One argument against Rubin’s speculation is that, precisely because achieving tax reform before the mid-terms would have helped Democrats, Republicans would have made sure it didn’t happen. But presidents, at least successful ones, have ways of making their enemies cooperate, usually through a combination of reward, intimidation, and theft. Obama would have taken the GOP’s own big idea and run with it–you’d think he could have broken off at least a few GOP votes, in a way he couldn’t with Obamacare. Anyway, Rubin argues, he wouldn’t have needed GOP votes under filibuster-avoiding budget rules. (Remember “reconciliation”?)

A better argument is that a big tax reform will happen in the next few years anyway. It seems to be one of the only means of addressing the budget crisis in a way that’s palatable to Republicans and Democrats. (And it’s a good idea in its own right). Universal health coverage doesn’t have a similar asteroid-bearing-down-on-us inevitablity. If Obama hadn’t pursued his big health bill in 2009 it arguably would have never happened, at least not during his presidency. Even if tax reform got done before November, 2010, Obama wasn’t going to get a bigger Senate majority after that election. Much more likely that he’d lose his 60th vote. Meanwhile the initial good will that any incoming President has would have dissipated.

This isn’t like Bill Clinton’s big 1994 mistake of pivoting from the economy to Hillarycare instead of to welfare reform. Pivoting to welfare would have built public confidence and allowed Dems’ to do bigger things (like Hillarycare) that they couldn’t do until they’d made it clear to voters that they weren’t liberal caricatures who like to spend money heedless of popular values (like work). Tax reform doesn’t really address a similarly fundamental source of popular misgiving–do you worry that Dems will never rejigger the tax system? More likely it would inflame popular doubt–i.e., when Dems called for tax increases under cover of reform. Tax reform just isn’t a confidence-builder in the same way welfare reform potentially was in 1994 (and, in fact, proved to be when it finally happened in 1996). Because of his 1994 mistake, Clinton got neither a health care bill nor welfare reform bill in his first two years. But Obama actually passed his health bill. Whether he did a good job selling it to voters is a separate question, the answer to which is “no.”

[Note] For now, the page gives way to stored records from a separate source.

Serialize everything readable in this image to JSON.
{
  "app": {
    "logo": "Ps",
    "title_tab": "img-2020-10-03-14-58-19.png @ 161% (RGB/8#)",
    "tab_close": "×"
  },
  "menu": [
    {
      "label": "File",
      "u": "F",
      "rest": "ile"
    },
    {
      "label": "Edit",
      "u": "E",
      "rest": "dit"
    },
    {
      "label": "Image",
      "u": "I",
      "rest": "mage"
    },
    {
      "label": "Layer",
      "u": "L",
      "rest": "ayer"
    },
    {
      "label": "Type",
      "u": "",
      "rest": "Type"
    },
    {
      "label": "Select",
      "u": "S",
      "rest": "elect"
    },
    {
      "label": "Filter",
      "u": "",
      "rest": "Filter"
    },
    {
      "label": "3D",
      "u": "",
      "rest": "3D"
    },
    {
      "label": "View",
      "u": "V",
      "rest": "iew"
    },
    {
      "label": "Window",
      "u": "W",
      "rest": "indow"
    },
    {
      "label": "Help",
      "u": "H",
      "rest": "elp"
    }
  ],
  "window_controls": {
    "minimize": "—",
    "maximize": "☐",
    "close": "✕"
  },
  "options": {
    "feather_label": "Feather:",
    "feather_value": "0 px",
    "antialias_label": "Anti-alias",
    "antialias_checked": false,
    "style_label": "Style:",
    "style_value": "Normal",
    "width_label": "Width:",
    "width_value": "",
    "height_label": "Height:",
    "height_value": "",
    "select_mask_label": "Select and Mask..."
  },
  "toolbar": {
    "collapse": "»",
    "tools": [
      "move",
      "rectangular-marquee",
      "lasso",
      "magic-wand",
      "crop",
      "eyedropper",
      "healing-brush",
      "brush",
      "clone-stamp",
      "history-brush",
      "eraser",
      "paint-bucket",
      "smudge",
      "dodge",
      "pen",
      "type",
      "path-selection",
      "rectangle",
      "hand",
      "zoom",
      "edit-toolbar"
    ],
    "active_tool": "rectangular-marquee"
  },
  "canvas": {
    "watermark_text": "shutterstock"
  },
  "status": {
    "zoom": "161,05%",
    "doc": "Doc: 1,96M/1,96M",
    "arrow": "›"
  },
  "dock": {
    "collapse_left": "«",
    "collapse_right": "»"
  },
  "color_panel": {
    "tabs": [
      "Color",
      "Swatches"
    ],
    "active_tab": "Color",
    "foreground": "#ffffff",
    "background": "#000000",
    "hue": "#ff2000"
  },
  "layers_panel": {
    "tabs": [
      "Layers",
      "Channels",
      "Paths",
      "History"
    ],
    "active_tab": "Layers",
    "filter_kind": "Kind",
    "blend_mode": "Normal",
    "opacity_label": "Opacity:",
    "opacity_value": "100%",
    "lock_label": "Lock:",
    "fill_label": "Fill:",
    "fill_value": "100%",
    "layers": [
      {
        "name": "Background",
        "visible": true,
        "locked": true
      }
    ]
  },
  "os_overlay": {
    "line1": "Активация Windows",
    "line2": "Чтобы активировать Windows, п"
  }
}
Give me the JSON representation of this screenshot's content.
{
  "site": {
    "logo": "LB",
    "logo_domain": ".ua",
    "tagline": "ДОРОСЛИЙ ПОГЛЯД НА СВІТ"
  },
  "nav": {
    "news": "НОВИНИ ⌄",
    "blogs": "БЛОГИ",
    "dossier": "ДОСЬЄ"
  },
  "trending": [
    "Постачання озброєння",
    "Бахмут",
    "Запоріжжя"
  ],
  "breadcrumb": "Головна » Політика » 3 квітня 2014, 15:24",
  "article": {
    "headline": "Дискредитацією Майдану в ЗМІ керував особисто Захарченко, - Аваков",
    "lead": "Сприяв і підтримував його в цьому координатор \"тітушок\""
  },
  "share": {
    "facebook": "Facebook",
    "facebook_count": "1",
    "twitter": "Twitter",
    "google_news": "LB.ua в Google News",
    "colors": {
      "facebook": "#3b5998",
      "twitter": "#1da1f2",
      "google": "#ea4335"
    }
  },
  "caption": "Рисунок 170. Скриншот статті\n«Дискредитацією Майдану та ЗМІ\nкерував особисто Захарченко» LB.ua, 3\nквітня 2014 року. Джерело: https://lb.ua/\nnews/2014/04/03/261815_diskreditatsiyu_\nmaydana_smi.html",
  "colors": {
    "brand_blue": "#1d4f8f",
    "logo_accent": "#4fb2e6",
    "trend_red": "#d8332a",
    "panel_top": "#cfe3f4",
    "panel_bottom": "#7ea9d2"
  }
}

Yes, there’s been serious political fallout for Democratic politicians (which seems to be what Frank means when he says “we paid a terrible price for health care.” But–despite Rubin’s tantalizing tax reform counterfactual–Congressional Dems who claim to support Obamacare would seem to be letting their current bleak political self-interest cloud their judgment if they think they would have accomplished more in Barney Frank’s alternate universe.

Mickey Kaus